The concept has already been years in the making, and finally Lesotho has begun implementing a countrywide livestock-marking programme to combat stock theft. South Africa is providing expertise and will benefit from the programme as well. Lloyd Phillips pays the mountain kingdom a visit.
Retired after many years at the University of the Free State's animal science department, Prof Gert Erasmus talks to Roelof Bezuidenhout about five myths in breeding and explains why there's no such thing as the “ideal” animal. Issue Date: 16 February 2007
Freeze branding is not a new concept to South African agriculture, yet it is only in recent years that it has gained in popularity among dairy farmers to facilitate easier herd management. Lloyd Phillips discovers how freeze branding works, and how it helps farmers.
The long-awaited results of a study into the economics of strategic protein supplementation of late pregnant and lactating sheep and Angora goats have been released by agricultural researcher Jan Hoon of Grootfontein Agricultural Development Institute at Middelburg in the Eastern Cape.
Retired animal nutritionist Dave Short from Harrismith in the Free State believes that the inability of nutritional scientists and grassland scientists to work together is hampering animal production off the veld. Roelof Bezuidenhout reports.
Australian researchers believe a move towards clean, green and ethical sheep and wool production could improve productivity, profitability and promote a more modern image of the industry.
Horns in cattle have no place in modern, intensively managed beef production, but problems associated with injury and bruising can be avoided by removing them. In the second part of this series Chris Nel introduces the subject of dehorning, and discusses pertinent research, methods and precautions.
Despite farming in marginal areas suited for cattle breeds that can withstand harsh conditions, some North West farmers still believe bigger is better.

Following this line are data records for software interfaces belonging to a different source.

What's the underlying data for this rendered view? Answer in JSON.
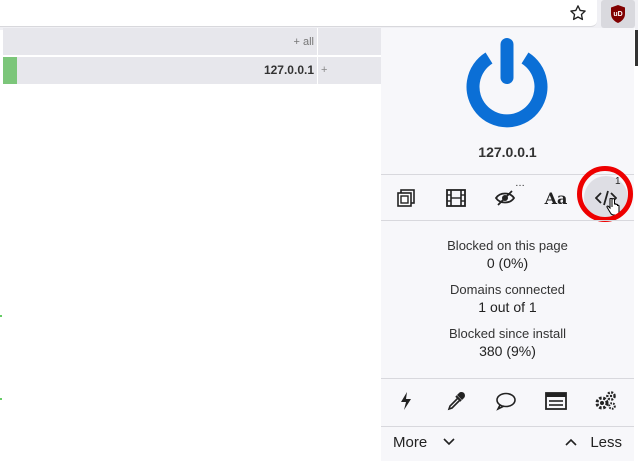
{
  "toolbar": {
    "bookmark_icon": "star-icon",
    "extension_icon": "ublock-origin-icon",
    "extension_badge": "uD"
  },
  "firewall": {
    "rows": [
      {
        "host": "",
        "rule": "+ all"
      },
      {
        "host": "127.0.0.1",
        "rule": "+"
      }
    ]
  },
  "panel": {
    "hostname": "127.0.0.1",
    "power_icon": "power-icon",
    "accent": "#0b6fd6",
    "tools": [
      {
        "icon": "popup-block-icon"
      },
      {
        "icon": "media-block-icon"
      },
      {
        "icon": "cosmetic-filter-icon",
        "badge": "…"
      },
      {
        "icon": "remote-fonts-icon",
        "label": "Aa"
      },
      {
        "icon": "script-toggle-icon",
        "badge": "1"
      }
    ],
    "stats": [
      {
        "label": "Blocked on this page",
        "value": "0 (0%)"
      },
      {
        "label": "Domains connected",
        "value": "1 out of 1"
      },
      {
        "label": "Blocked since install",
        "value": "380 (9%)"
      }
    ],
    "bottom_tools": [
      {
        "icon": "lightning-icon"
      },
      {
        "icon": "eyedropper-icon"
      },
      {
        "icon": "speech-bubble-icon"
      },
      {
        "icon": "logger-icon"
      },
      {
        "icon": "settings-gears-icon"
      }
    ],
    "more_label": "More",
    "less_label": "Less"
  }
}
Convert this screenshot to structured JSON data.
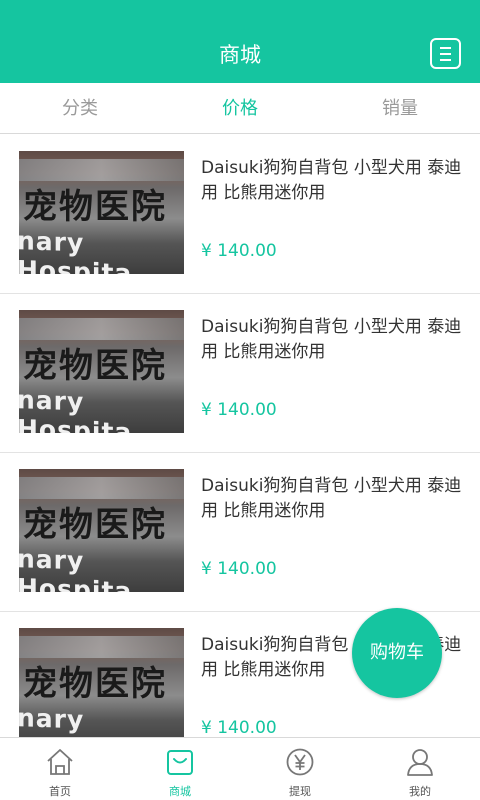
{
  "header": {
    "title": "商城"
  },
  "tabs": [
    {
      "label": "分类",
      "active": false
    },
    {
      "label": "价格",
      "active": true
    },
    {
      "label": "销量",
      "active": false
    }
  ],
  "products": [
    {
      "name": "Daisuki狗狗自背包 小型犬用 泰迪用 比熊用迷你用",
      "price": "¥ 140.00",
      "thumb_text_top": "宠物医院",
      "thumb_text_bottom": "nary Hospita"
    },
    {
      "name": "Daisuki狗狗自背包 小型犬用 泰迪用 比熊用迷你用",
      "price": "¥ 140.00",
      "thumb_text_top": "宠物医院",
      "thumb_text_bottom": "nary Hospita"
    },
    {
      "name": "Daisuki狗狗自背包 小型犬用 泰迪用 比熊用迷你用",
      "price": "¥ 140.00",
      "thumb_text_top": "宠物医院",
      "thumb_text_bottom": "nary Hospita"
    },
    {
      "name": "Daisuki狗狗自背包 小型犬用 泰迪用 比熊用迷你用",
      "price": "¥ 140.00",
      "thumb_text_top": "宠物医院",
      "thumb_text_bottom": "nary Hospita"
    }
  ],
  "cart_button": {
    "label": "购物车"
  },
  "bottom_nav": [
    {
      "label": "首页",
      "icon": "home-icon",
      "active": false
    },
    {
      "label": "商城",
      "icon": "shop-bag-icon",
      "active": true
    },
    {
      "label": "提现",
      "icon": "yen-coin-icon",
      "active": false
    },
    {
      "label": "我的",
      "icon": "user-icon",
      "active": false
    }
  ],
  "colors": {
    "accent": "#15c5a0",
    "inactive": "#9a9a9a"
  }
}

They farm with large-framed animals that force them to dig deeper into their pockets to maintain them. Jones Moraka of the Limpopo Department of Agriculture looks at the merits of the Western Sanga indigenous cattle as a viable alternative.